Fitzpatrick’s donation will name new study space, create scholarship for local students
UBC Okanagan announced today that the great hall in its new Teaching and Learning Centre building will bear the name of distinguished entrepreneur and retired Canadian senator Hon. Ross Fitzpatrick.
Thanks to a donation of $1.25M by Fitzpatrick and his wife Linda, the Teaching and Learning Centre (TLC)—still under construction—will feature an expansive two-storey hall on the ground floor with about 6,400 square feet of flexible, multi-use space. Officially named the D. Ross Fitzpatrick Great Hall, Fitzpatrick hopes students, faculty and staff will refer to it simply as Fitz Hall.
“Fitz Hall will have an open feel and will create a positive, encouraging space right at the heart of campus to help UBC’s brightest minds gather, study and innovate,” says Fitzpatrick. “I remember having to study in the library stacks when I was a student at UBC so I’m very happy to be able to participate in bringing a much more collaborative and vibrant space to today’s generation.”
The TLC is a $35M addition to the north of the current library building, the most highly used library in the UBC system. Its completion will significantly address the critical need for flexible classrooms and laboratories that support dynamic and technology-enhanced programming, alleviate library overcrowding and respond to students’ strong expression of support.
Fitzpatrick credits a student-passed referendum in 2014 to partner with UBC in funding an expansion of the library through their student fees as the inspiration for his own donation.
“That UBC Okanagan students banded together to help pay for a better study and work space that wouldn’t be built until after most of them graduated is an incredible testament to the entrepreneurial spirit and generosity of this campus and this region,” he adds. “I felt it only right to reflect the same in my own contribution to the project.”
Fitzpatrick has deep roots in the Okanagan and a strong connection to UBC. Born to an agricultural family in Kelowna and raised in Oliver, BC, he completed his Commerce and Business Administration degree at UBC in 1958 and was awarded a UBC Honorary Doctorate in 2012 for his work and contributions to the community.
“When I started studying at UBC in Vancouver, I was one of just 5,000 students,” says Fitzpatrick. “The university has grown tremendously since then and, as an early supporter of its Okanagan campus, I’m thrilled to help expand resources for students right here at home.”
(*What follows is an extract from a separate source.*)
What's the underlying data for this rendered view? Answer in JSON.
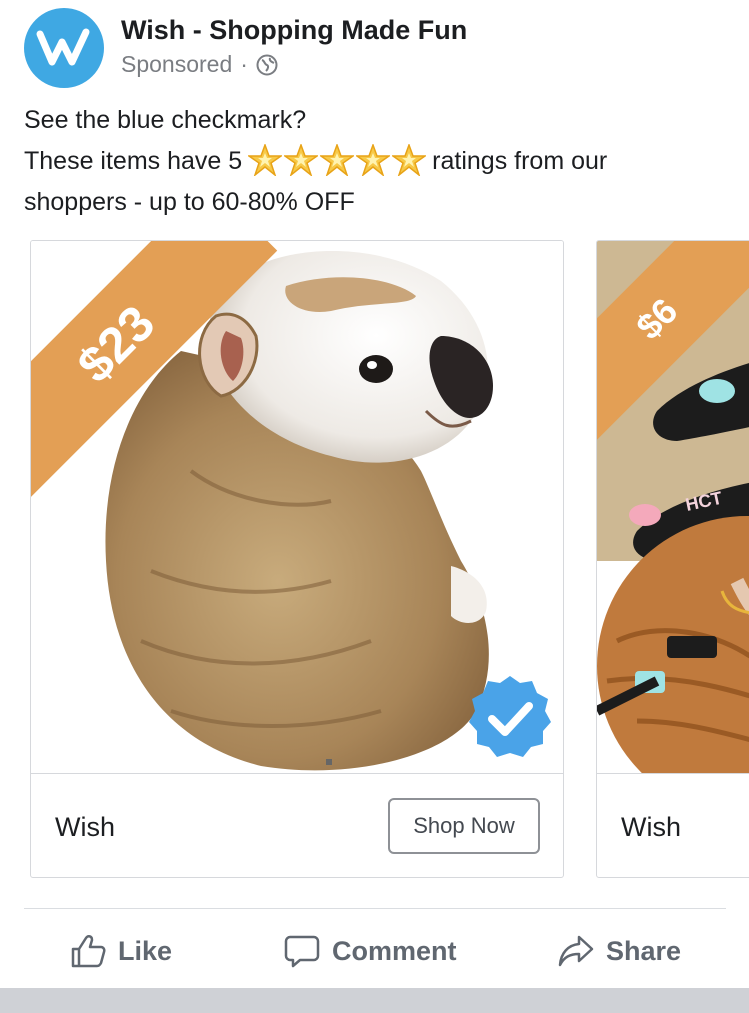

Fitzpatrick began his career when he was appointed research director for the Royal Commission into the Tree Fruit Industry of British Columbia and worked in the industry until he pursued post-graduate studies at the University of Maryland and Columbia University. He later embarked on a journey as a successful entrepreneur, founding businesses in the aerospace, oil and gas, and mining industries across North America.
In the 1980s, he returned to the Okanagan to promote value-added agriculture, founding Cedar Creek Estate Winery and pioneering the planting of vinifera grapes in the region for the production of high-quality wine. He served in the Senate of Canada, representing Okanagan-Similkameen from 1998 to 2008 and in 2009 he was awarded the Order of BC.
“This incredibly generous gift is further evidence of Ross and Linda’s devotion to this community. It will transform our campus and provide much-needed study and collaboration space,” says UBC Deputy-Vice Chancellor and Principal of the Okanagan campus Deborah Buszard. “The Fitzpatrick family’s impact in this region is already immense and this gift will inspire and support future generations of UBC students. Fitz Hall is the perfect embodiment of their legacy in the Okanagan.”
Included in Fitzpatrick’s donation is an additional $250,000 to create the Ross and Linda Fitzpatrick Centennial Scholars Endowment fund. Awards from this endowment will support incoming students who demonstrate academic excellence, leadership and financial need. Special emphasis will be placed on students from the South Okanagan and, through the UBC Blue and Gold Campaign for Students, the Fitzpatricks’ gift to the endowment will be matched by the university.
“I was able to get my education thanks to bursaries and scholarships like the one we’re creating today,” says Fitzpatrick. “I can’t think of a more fulfilling pursuit than to offer the opportunity of a university education to those who may otherwise not have the financial means.”